Dr. Ovalle’s team of researchers conducted a cost analysis based on typical patient characteristics. They used Medicare reimbursement codes to investigate allowable charges of treatment and treatment schedules for early stage breast cancer patients receiving eight different types of partial and WBI therapies. These eight options represented 98% of treatment options open to these breast cancer patients.
Data analysis showed the cost of proton APBI was $13,833, while WBI using x-rays was $19,599. The cost advantage of proton APBI was bolstered by the fact that treatment was pursued to decrease overall treatment time and toxicity. Average costs for the eight treatments were $12,784, indicating proton APBI was similar to other types of radiation. Additionally, Dr. Ovalle stated, “Further, we anticipate that because charges vary proportionately across payers, the estimated Medicare reimbursement costs likely reflect relative charges to other third-party payers.”
The goal of APBI is to deliver a highly effective dose of radiation in a short period of time. Ten treatments are given twice per day over the course of one week. Radiation is delivered using either brachytherapy or external beam, with proton therapy offered as external beam APBI.
By delivering radiation in this manner, at least two-thirds of breast tissue is spared from receiving a full dose of radiation. This is due to the ability to direct the full dose of radiation specifically toward the tumor site.
Study co-author Eric A. Strom, MD, FACR, is a principal investigator of a clinical trial sponsored by the National Institute on proton APBI. In his opinion, “The biggest drawback to WBI is that it is inconvenient, interrupting lives.” Although APBI is still a treatment in its infancy, it seems to provide more benefits than does WBI.
“This cost analysis must be interpreted in light of clinical evidence for proton APBI, which while still in nascent stages, is promising,” said Dr. Ovalle. “The findings counter the presumption that proton APBI is so expensive that even excellent clinical results would be immaterial.
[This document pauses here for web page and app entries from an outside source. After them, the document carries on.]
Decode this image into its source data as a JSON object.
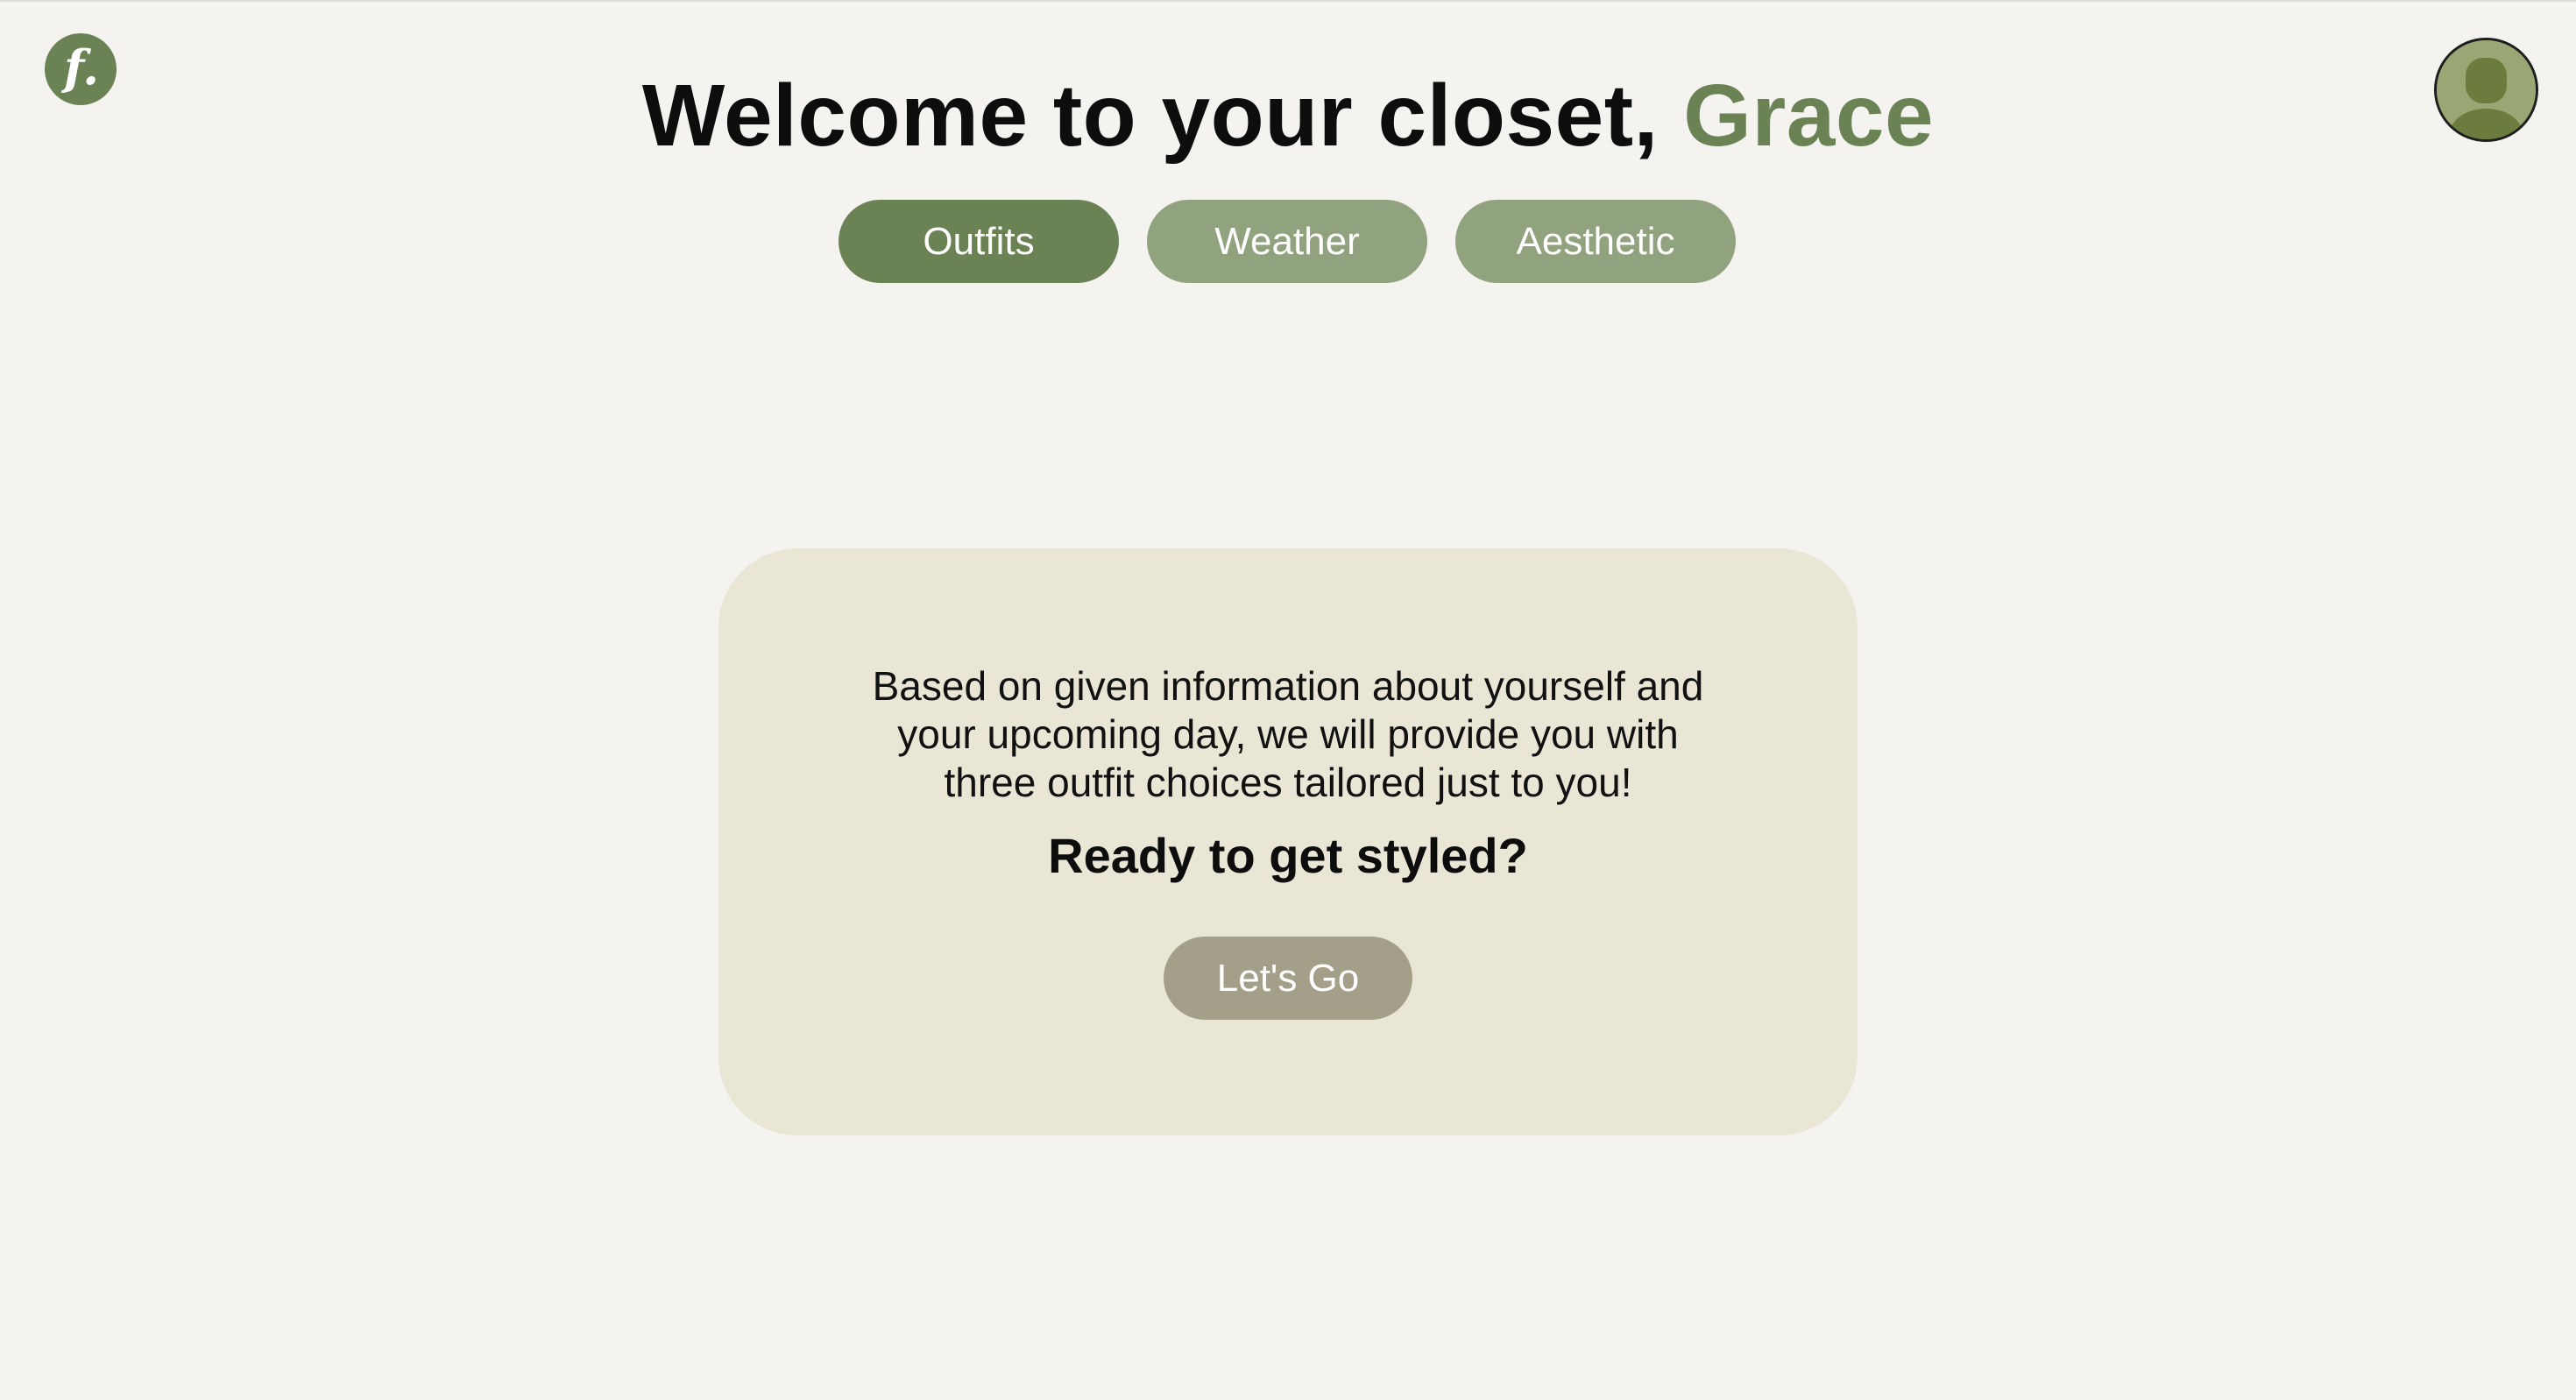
{
  "brand": {
    "logo_text": "f.",
    "icon": "brand-logo"
  },
  "header": {
    "title_prefix": "Welcome to your closet,",
    "user_name": "Grace"
  },
  "tabs": [
    {
      "label": "Outfits",
      "active": true
    },
    {
      "label": "Weather",
      "active": false
    },
    {
      "label": "Aesthetic",
      "active": false
    }
  ],
  "card": {
    "description_lines": [
      "Based on given information about yourself and",
      "your upcoming day, we will provide you with",
      "three outfit choices tailored just to you!"
    ],
    "question": "Ready to get styled?",
    "button_label": "Let's Go"
  },
  "avatar": {
    "icon": "user-avatar-icon"
  },
  "colors": {
    "background": "#f4f3ef",
    "accent": "#6a8254",
    "tab_inactive": "#91a27e",
    "card_background": "#e9e6d6",
    "button_muted": "#a49f88"
  }
}
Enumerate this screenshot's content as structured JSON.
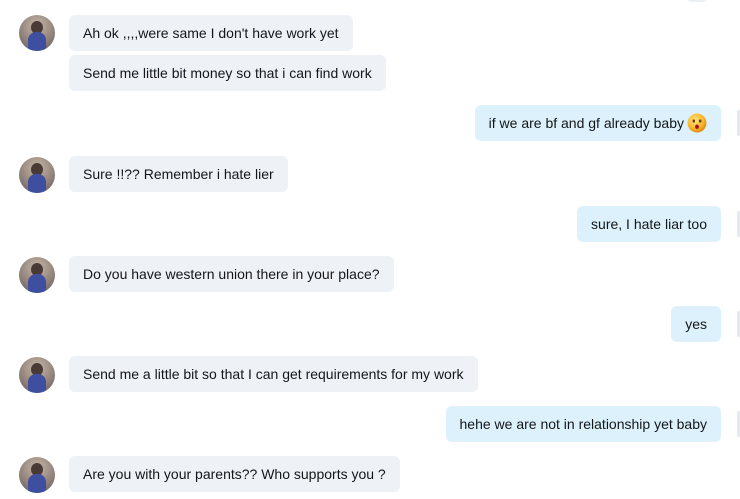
{
  "messages": [
    {
      "side": "in",
      "text": "Ah ok ,,,,were same I don't have work yet",
      "avatar": true
    },
    {
      "side": "in",
      "text": "Send me little bit money so that i can find work",
      "avatar": false
    },
    {
      "side": "out",
      "text": "if we are bf and gf already baby",
      "emoji": "kiss-emoji-icon"
    },
    {
      "side": "in",
      "text": "Sure !!?? Remember i hate lier",
      "avatar": true
    },
    {
      "side": "out",
      "text": "sure, I hate liar too"
    },
    {
      "side": "in",
      "text": "Do you have western union there in your place?",
      "avatar": true
    },
    {
      "side": "out",
      "text": "yes"
    },
    {
      "side": "in",
      "text": "Send me a little bit so that I can get requirements for my work",
      "avatar": true
    },
    {
      "side": "out",
      "text": "hehe we are not in relationship yet baby"
    },
    {
      "side": "in",
      "text": "Are you with your parents?? Who supports you ?",
      "avatar": true
    }
  ],
  "colors": {
    "incoming_bubble": "#eef1f5",
    "outgoing_bubble": "#dcf1fb",
    "text": "#14171a"
  }
}
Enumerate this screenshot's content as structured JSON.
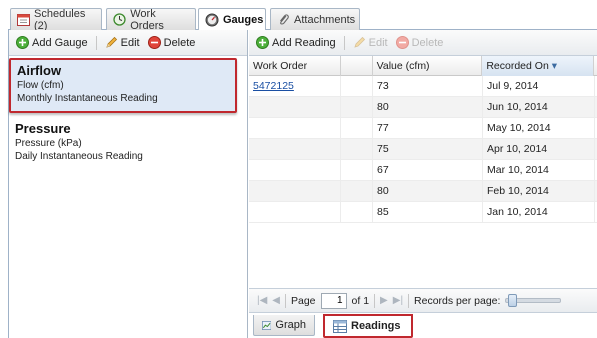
{
  "tabs": [
    {
      "label": "Schedules (2)",
      "icon": "calendar-icon"
    },
    {
      "label": "Work Orders",
      "icon": "clock-icon"
    },
    {
      "label": "Gauges",
      "icon": "gauge-icon"
    },
    {
      "label": "Attachments",
      "icon": "paperclip-icon"
    }
  ],
  "left_toolbar": {
    "add": "Add Gauge",
    "edit": "Edit",
    "delete": "Delete"
  },
  "gauges": [
    {
      "name": "Airflow",
      "unit": "Flow (cfm)",
      "reading": "Monthly Instantaneous Reading"
    },
    {
      "name": "Pressure",
      "unit": "Pressure (kPa)",
      "reading": "Daily Instantaneous Reading"
    }
  ],
  "right_toolbar": {
    "add": "Add Reading",
    "edit": "Edit",
    "delete": "Delete"
  },
  "grid": {
    "columns": [
      "Work Order",
      "",
      "Value (cfm)",
      "Recorded On"
    ],
    "sort_indicator": "▾",
    "rows": [
      {
        "work_order": "5472125",
        "value": "73",
        "date": "Jul 9, 2014"
      },
      {
        "work_order": "",
        "value": "80",
        "date": "Jun 10, 2014"
      },
      {
        "work_order": "",
        "value": "77",
        "date": "May 10, 2014"
      },
      {
        "work_order": "",
        "value": "75",
        "date": "Apr 10, 2014"
      },
      {
        "work_order": "",
        "value": "67",
        "date": "Mar 10, 2014"
      },
      {
        "work_order": "",
        "value": "80",
        "date": "Feb 10, 2014"
      },
      {
        "work_order": "",
        "value": "85",
        "date": "Jan 10, 2014"
      }
    ]
  },
  "pager": {
    "page_label": "Page",
    "page_value": "1",
    "of_label": "of 1",
    "records_label": "Records per page:"
  },
  "bottom_tabs": {
    "graph": "Graph",
    "readings": "Readings"
  },
  "colors": {
    "selection_border": "#c0282e",
    "link": "#1a4fa3",
    "selected_bg": "#dfe9f6"
  }
}
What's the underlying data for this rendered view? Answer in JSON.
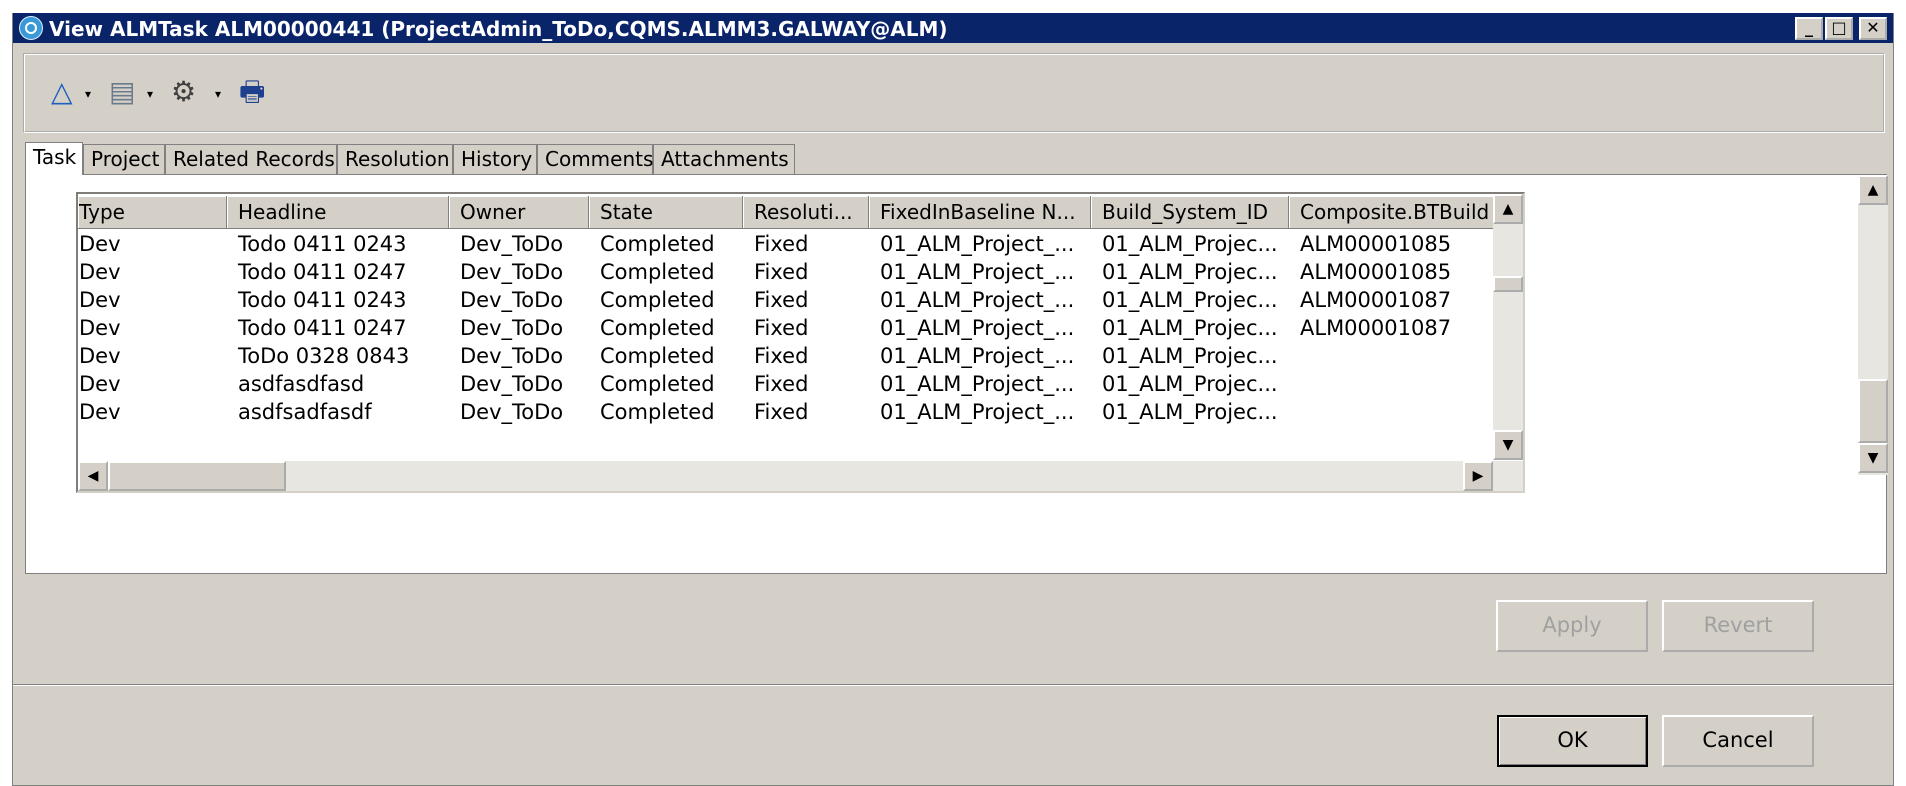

If the payment barrier for proton therapy is removed so that current and future research can proceed, the outcomes may ultimately benefit patients, physicians and insurers: better treatments at lower costs.” These benefits would be welcomed by the nearly 250,000 patients diagnosed with invasive breast cancer annually.